When his friend is killed, Axel takes an unsanctioned trip to L.A. to try and solve the murder. He very quickly pisses off, not only Victor Maitland (Steven Berkoff), the crime lord behind his friend’s death, but the entire Beverly Hills Police force who don’t appreciate Axel snooping around on a case out of his jurisdiction. 

Fresh off of the enormous success of 48 HOURS (1982) and TRADING PLACES (1983), Eddie Murphy’s star was on the rise. BEVERLY HILLS COP gave him his big chance to carry a film and he spun gold with it, making into an instant classic and one of the highest grossing comedies of all time. 

The jokes still work as well as the movie itself. Directed by the reliable Martin Brest and written by Daniel Petrie, the film has a great pace that takes its time to set up the characters and the story. The humor comes organically from the scenes that continually drive the plot forward. 

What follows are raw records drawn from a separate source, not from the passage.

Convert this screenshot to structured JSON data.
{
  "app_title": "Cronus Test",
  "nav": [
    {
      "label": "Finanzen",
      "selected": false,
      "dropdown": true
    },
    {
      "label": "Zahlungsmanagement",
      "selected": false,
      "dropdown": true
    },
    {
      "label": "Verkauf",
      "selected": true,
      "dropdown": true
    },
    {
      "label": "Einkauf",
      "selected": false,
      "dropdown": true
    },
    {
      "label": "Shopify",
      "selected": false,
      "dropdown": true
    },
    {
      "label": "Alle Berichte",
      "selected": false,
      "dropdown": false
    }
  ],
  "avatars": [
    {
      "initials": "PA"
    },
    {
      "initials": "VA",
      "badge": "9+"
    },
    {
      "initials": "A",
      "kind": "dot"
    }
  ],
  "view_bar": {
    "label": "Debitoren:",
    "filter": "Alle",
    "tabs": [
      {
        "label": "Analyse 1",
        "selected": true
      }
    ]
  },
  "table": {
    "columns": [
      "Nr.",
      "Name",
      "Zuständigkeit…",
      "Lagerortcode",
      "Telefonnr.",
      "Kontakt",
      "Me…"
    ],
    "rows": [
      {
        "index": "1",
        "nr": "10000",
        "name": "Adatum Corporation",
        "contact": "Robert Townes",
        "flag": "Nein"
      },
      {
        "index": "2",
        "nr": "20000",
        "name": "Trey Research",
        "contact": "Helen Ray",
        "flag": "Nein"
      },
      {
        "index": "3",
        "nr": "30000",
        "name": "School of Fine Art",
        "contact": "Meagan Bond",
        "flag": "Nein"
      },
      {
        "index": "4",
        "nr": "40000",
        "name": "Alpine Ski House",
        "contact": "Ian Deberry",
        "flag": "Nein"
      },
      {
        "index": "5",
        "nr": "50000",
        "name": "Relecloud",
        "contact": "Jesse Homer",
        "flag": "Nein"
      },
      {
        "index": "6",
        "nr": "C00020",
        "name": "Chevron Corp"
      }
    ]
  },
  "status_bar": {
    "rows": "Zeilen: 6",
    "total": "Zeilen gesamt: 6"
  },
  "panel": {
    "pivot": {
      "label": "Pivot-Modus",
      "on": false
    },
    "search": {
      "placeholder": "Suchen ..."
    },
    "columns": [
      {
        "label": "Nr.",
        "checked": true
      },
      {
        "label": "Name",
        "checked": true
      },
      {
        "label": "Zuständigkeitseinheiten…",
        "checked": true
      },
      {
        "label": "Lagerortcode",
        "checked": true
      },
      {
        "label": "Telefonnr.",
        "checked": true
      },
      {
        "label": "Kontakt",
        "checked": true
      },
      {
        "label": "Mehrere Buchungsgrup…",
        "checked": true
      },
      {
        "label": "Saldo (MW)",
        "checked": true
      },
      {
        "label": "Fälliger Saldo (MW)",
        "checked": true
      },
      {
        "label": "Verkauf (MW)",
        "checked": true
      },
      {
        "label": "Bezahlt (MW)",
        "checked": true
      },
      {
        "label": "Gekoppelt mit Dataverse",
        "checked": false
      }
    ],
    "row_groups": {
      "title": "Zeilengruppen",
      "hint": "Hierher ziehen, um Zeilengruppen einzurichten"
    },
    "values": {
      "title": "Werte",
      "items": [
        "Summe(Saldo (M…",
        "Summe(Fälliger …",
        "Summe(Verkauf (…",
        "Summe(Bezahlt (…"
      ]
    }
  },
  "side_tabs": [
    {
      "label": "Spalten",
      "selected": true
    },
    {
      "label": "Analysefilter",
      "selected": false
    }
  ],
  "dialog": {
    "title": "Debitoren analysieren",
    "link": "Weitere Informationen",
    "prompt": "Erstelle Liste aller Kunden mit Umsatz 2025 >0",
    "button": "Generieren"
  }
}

This is something missing from a number of contemporary action/comedies. Where random scenes are thrown in just to squeeze as much humorous material out of them even though they ultimately have no bearing on the plot. And what plot there is, is usually so perfunctory that it barely qualifies as little more than excuse to justify the film’s existence. 

I’ll get off my soapbox, but BEVERLY HILLS COP, though not perfect was at least a fully fleshed out film with some thought put into the actual story. It also created a playground for Eddie Murphy to shine as a performer. To me that’s the essence of this particular action sub-genre.